Believe it or not, you've had access to Suspense for a year.

Yes, there is more suspense to come.
Yes, that "more" isn't totally ready.
No, that doesn't mean you can't use Suspense today.

React.lazy and Suspense sitting in a tree #

React v16.6 introduced React.lazy
A way to code-split in client-rendered applications by components.

import React from "react"
const LazyLoadedComponent = React.lazy(() => import("./SomeComponent"))

function MyApp() {
return (
<React.Suspense fallback={<div>Waiting...</div>}>
<LazyLoadedComponent />

lazy depends on Suspense to present a fallback while the lazily-loaded component is fetched.

In that way, Suspense acts as a boundary for asynchronous data.
If a promise inside a Suspense boundary is pending,
The fallback is presented.
Once resolved, children are presented.

But Suspense needs a translator #

Suspense can't magically know all the promises it's children may or may not have.

That's where lazy comes in.
It acts as a translator.

lazy wraps a dynamic import and communicates Pending and Resolved states to the nearest Suspense component boundary.
(code here).
Suspense will resolve fallback or children accordingly.

The future™️ #

As we move into a Suspense future, you'll see this pattern more often:
A Suspense boundary (with fallback)
And data, wrapped in "translator" (React.lazy, ReactCache.createResource, etc).

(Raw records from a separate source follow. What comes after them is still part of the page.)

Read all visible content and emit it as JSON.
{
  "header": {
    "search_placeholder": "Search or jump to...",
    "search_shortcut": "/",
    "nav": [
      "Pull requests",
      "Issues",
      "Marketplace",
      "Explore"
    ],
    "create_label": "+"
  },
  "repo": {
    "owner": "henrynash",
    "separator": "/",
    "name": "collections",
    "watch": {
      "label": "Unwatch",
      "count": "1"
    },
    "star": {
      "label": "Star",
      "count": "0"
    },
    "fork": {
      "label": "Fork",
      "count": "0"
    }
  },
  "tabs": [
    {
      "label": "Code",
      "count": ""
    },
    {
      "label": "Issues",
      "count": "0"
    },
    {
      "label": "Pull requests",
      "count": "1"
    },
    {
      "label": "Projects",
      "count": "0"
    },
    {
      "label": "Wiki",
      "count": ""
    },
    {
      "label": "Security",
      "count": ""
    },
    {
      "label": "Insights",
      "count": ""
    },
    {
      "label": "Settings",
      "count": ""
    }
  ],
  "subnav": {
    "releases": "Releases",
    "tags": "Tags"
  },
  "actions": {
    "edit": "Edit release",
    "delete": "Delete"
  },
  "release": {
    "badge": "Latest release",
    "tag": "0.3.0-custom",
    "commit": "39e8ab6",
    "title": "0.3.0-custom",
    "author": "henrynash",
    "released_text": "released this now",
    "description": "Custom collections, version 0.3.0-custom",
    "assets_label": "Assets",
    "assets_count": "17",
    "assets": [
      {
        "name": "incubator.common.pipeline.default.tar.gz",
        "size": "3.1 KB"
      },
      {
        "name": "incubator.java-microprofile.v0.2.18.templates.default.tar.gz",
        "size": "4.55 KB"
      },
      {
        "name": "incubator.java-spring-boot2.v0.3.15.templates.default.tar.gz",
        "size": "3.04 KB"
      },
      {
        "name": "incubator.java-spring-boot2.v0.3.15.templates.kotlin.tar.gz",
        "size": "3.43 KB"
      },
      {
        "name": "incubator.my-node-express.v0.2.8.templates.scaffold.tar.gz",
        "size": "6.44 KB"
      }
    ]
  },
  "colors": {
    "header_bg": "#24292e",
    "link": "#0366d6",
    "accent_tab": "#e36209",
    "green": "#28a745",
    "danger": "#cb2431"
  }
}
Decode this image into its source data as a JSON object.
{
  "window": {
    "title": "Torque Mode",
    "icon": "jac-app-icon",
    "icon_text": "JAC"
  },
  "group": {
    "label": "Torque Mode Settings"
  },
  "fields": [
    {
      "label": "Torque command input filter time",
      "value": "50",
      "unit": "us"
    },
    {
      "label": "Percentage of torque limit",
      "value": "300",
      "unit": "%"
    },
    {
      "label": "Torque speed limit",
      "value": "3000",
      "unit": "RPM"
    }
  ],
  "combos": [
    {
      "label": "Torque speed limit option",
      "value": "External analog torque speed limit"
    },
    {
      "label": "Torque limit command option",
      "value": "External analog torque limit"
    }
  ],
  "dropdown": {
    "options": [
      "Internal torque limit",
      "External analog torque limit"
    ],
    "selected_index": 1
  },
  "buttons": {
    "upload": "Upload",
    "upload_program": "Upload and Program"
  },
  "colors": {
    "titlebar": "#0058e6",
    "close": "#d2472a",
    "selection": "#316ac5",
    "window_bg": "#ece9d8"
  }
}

What's Next? Errors #

Not all promises resolve.
Some are Rejected.
I'll show you how to handle that state next time.